DESCRIPTION OF THE TASK
Where the word "name" shows up in the entries below, please copy the whole line.

EXERCISE DATA
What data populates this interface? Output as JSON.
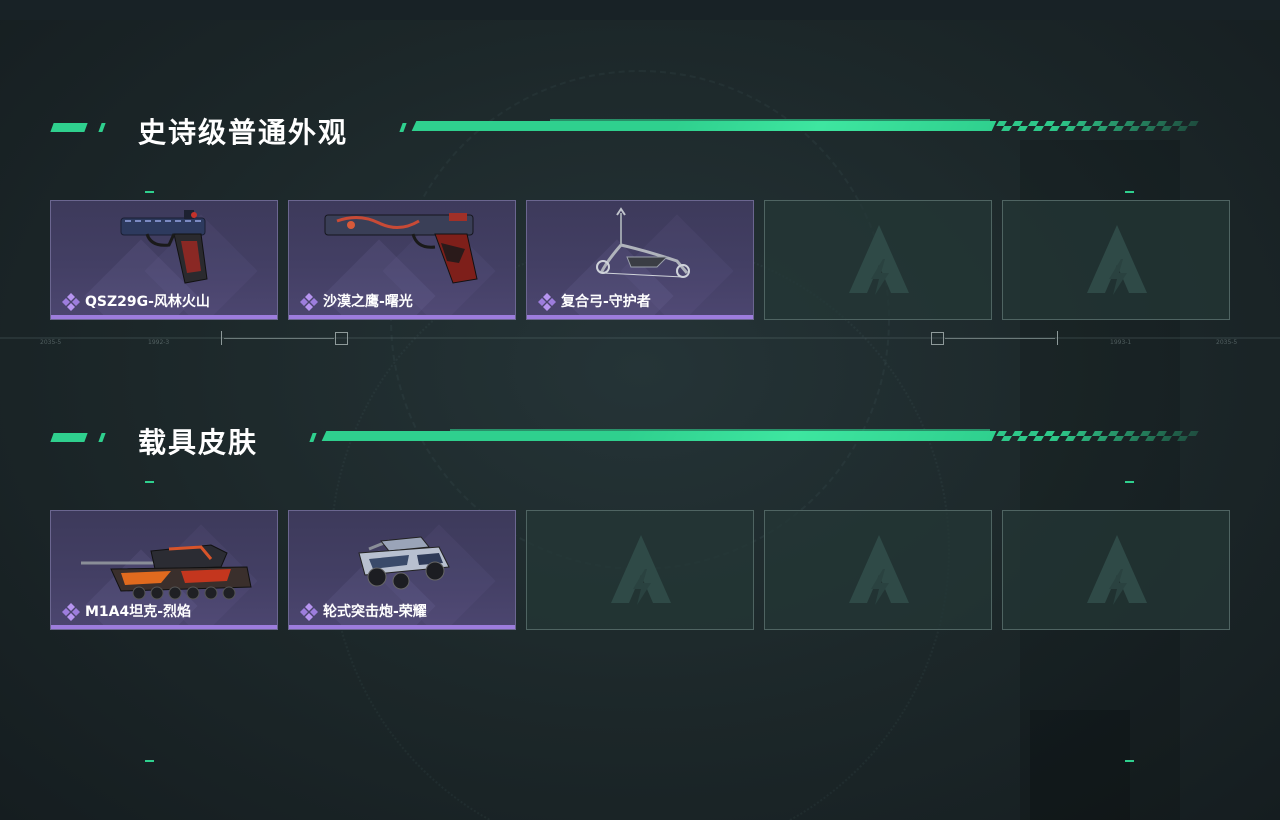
{
  "sections": [
    {
      "title": "史诗级普通外观",
      "items": [
        {
          "name": "QSZ29G-风林火山",
          "kind": "pistol"
        },
        {
          "name": "沙漠之鹰-曙光",
          "kind": "deagle"
        },
        {
          "name": "复合弓-守护者",
          "kind": "bow"
        }
      ],
      "empty_slots": 2
    },
    {
      "title": "载具皮肤",
      "items": [
        {
          "name": "M1A4坦克-烈焰",
          "kind": "tank"
        },
        {
          "name": "轮式突击炮-荣耀",
          "kind": "armored-car"
        }
      ],
      "empty_slots": 3
    }
  ],
  "ruler_labels": [
    "2035-5",
    "1992-3",
    "1993-1",
    "2035-5"
  ],
  "colors": {
    "accent_green": "#2fd08e",
    "epic_purple": "#9d7ddd",
    "card_purple": "#433f64",
    "empty_slot": "#243836"
  },
  "icons": {
    "rarity": "purple-diamond-cluster-icon",
    "empty_slot": "game-logo-icon"
  }
}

SOLUTION FOR THIS EXERCISE
          "name": "QSZ29G-风林火山",
          "name": "沙漠之鹰-曙光",
          "name": "复合弓-守护者",
          "name": "M1A4坦克-烈焰",
          "name": "轮式突击炮-荣耀",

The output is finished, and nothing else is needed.